However, the current status of reverse-time migration technology has some limitations that need to be addressed before it can be used effectively to image either overturned or prismatic reflections. The main challenge is the extraction of useful and robust velocity updating information from the migrated image. In complex media, velocity is usually updated from the information provided by migrated Common Image Gathers (CIG). Filho (1992) presented the only other method that I am aware of to compute angle-domain CIGs (ADCIGs) by reverse time migration. He applied the method to Amplitude Versus Angle (AVA) analysis. His method is computationally involved and does not seem to be particularly robust because it requires the identification of local plane waves.
In this paper, I extend to reverse-time shot-profile migration the method that Rickett and Sava (2001) proposed to compute CIGs by downward-continuation shot-profile migration. The idea is to compute offset-domain CIGs by a modified imaging condition that introduces the concept of a subsurface offset. Simple testing using synthetic data confirmed that the CIG computed applying the proposed method can be used for velocity updating. They should also be useful for AVA analysis, though I have not yet analyzed their amplitude properties. However, for both overturned reflections and prismatic reflections, the source wavefield and the receiver wavefield may be propagating along opposite vertical directions at the reflection point. For these two classes of events, the imaging principle should be generalized to include a vertical subsurface offset as well an horizontal one. I have not tested this generalization of the CIG methodology yet.
The proper imaging of both overturned waves and prismatic reflections presents another challenge related to the discrimination between the image contributions of reflections generated from either side of an interface. These two reflections need to be discriminated both for imaging of reflectivity and for robust velocity updating, because these two reflections have usually opposite polarity, and their kinematics are affected by different areas of the velocity model. I present a simple generalization of the imaging condition that enables the determination of the propagation direction of the reflections, and thus the separation of the image contributions related to different events.
Reverse time migration has some other known disadvantages that need to be addressed.
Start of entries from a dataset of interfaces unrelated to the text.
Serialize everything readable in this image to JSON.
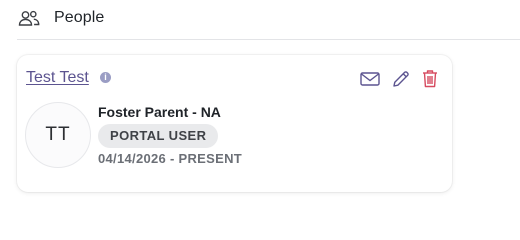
{
  "section": {
    "title": "People",
    "icon": "people-icon"
  },
  "person": {
    "name": "Test Test",
    "initials": "TT",
    "role": "Foster Parent - NA",
    "badge": "PORTAL USER",
    "date_range": "04/14/2026 - PRESENT"
  },
  "actions": [
    {
      "name": "email",
      "icon": "mail-icon"
    },
    {
      "name": "edit",
      "icon": "pencil-icon"
    },
    {
      "name": "delete",
      "icon": "trash-icon"
    }
  ],
  "colors": {
    "link": "#5c5490",
    "icon_accent": "#5c5490",
    "delete": "#d64a5f",
    "info": "#9a9dc4"
  }
}
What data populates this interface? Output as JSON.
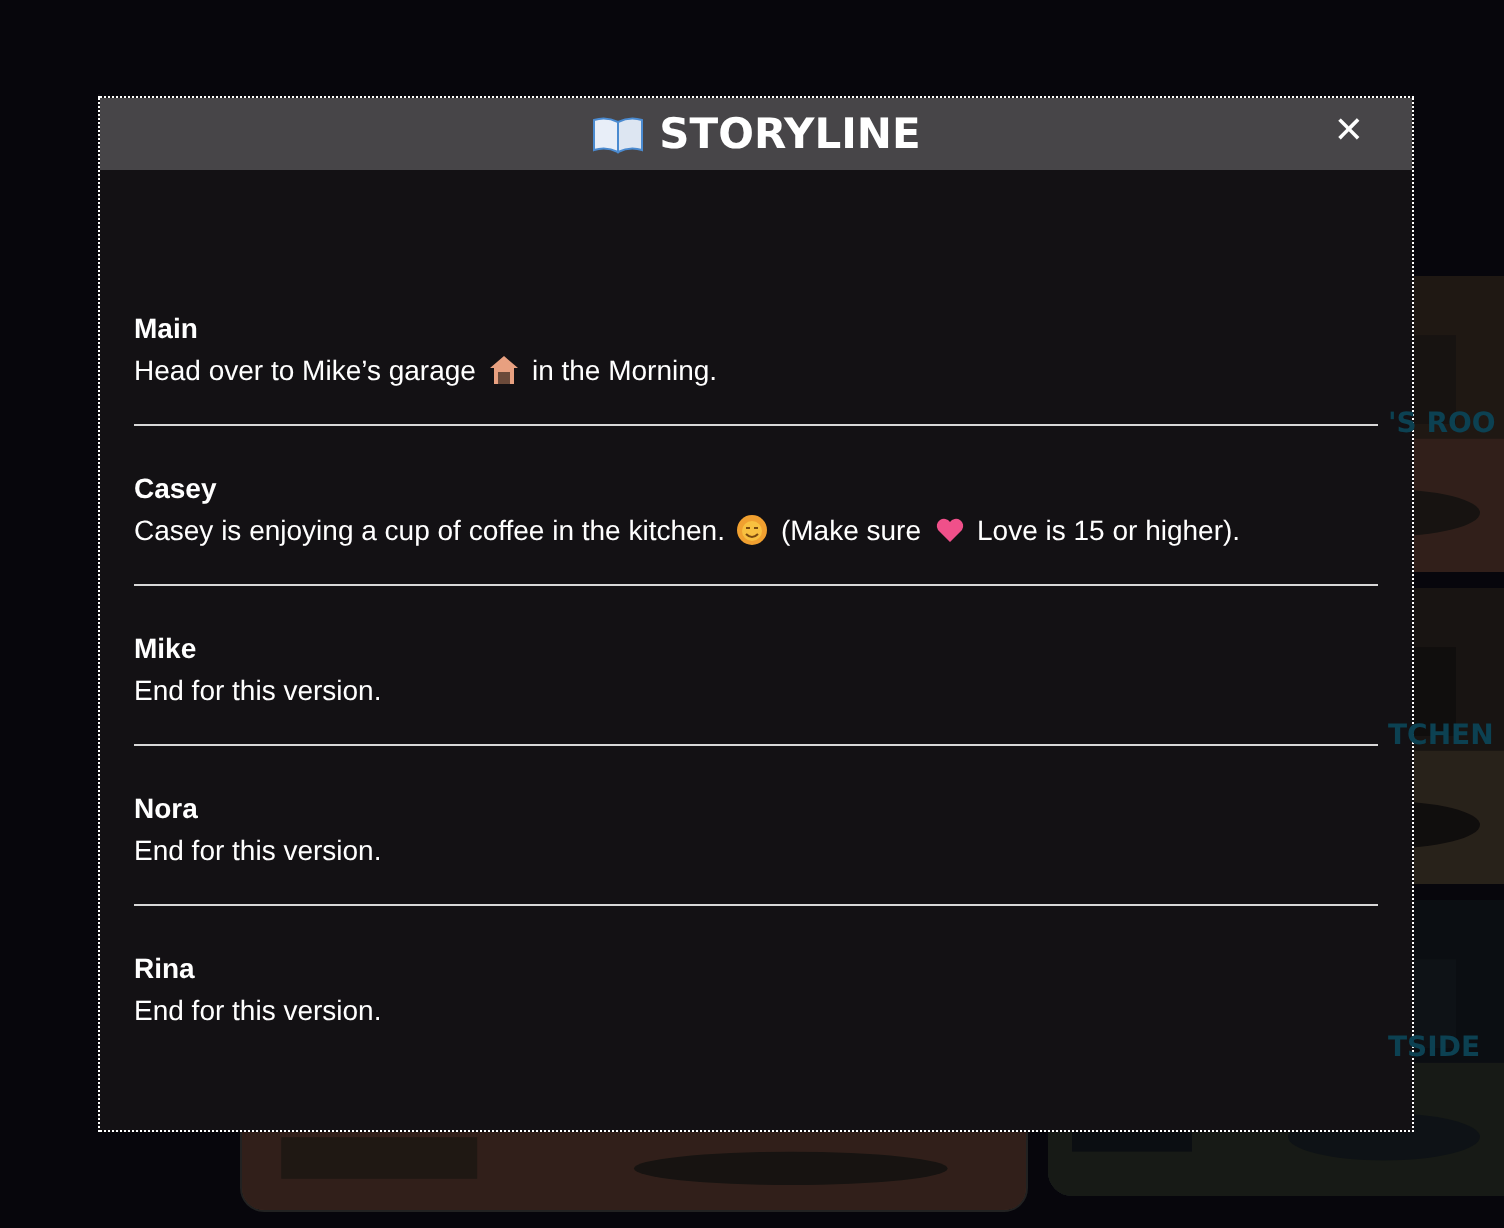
{
  "background_cards": [
    {
      "kind": "picture",
      "label": "'S ROO"
    },
    {
      "kind": "picture",
      "label": "TCHEN"
    },
    {
      "kind": "picture",
      "label": "TSIDE"
    }
  ],
  "dialog": {
    "title": "STORYLINE",
    "close": "✕",
    "entries": [
      {
        "name": "Main",
        "text": [
          {
            "kind": "text",
            "text": "Head over to Mike’s garage"
          },
          {
            "kind": "house"
          },
          {
            "kind": "text",
            "text": "in the Morning."
          }
        ]
      },
      {
        "name": "Casey",
        "text": [
          {
            "kind": "text",
            "text": "Casey is enjoying a cup of coffee in the kitchen."
          },
          {
            "kind": "smiley"
          },
          {
            "kind": "text",
            "text": "(Make sure"
          },
          {
            "kind": "heart"
          },
          {
            "kind": "text",
            "text": "Love is 15 or higher)."
          }
        ]
      },
      {
        "name": "Mike",
        "text": [
          {
            "kind": "text",
            "text": "End for this version."
          }
        ]
      },
      {
        "name": "Nora",
        "text": [
          {
            "kind": "text",
            "text": "End for this version."
          }
        ]
      },
      {
        "name": "Rina",
        "text": [
          {
            "kind": "text",
            "text": "End for this version."
          }
        ]
      }
    ]
  }
}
One of them is the computational cost. A companion short note in this report Biondi (2002) is an attempt to address this issue, at least for 3-D marine data. The artifacts caused by discontinuities in the migration velocity model are a more fundamental problem. There are a number of proposed solutions in the literature Baysal et al. (1984); Etgen (1986a); Filho (1992). None of them is completely satisfactory, and thus more research on the subject is needed.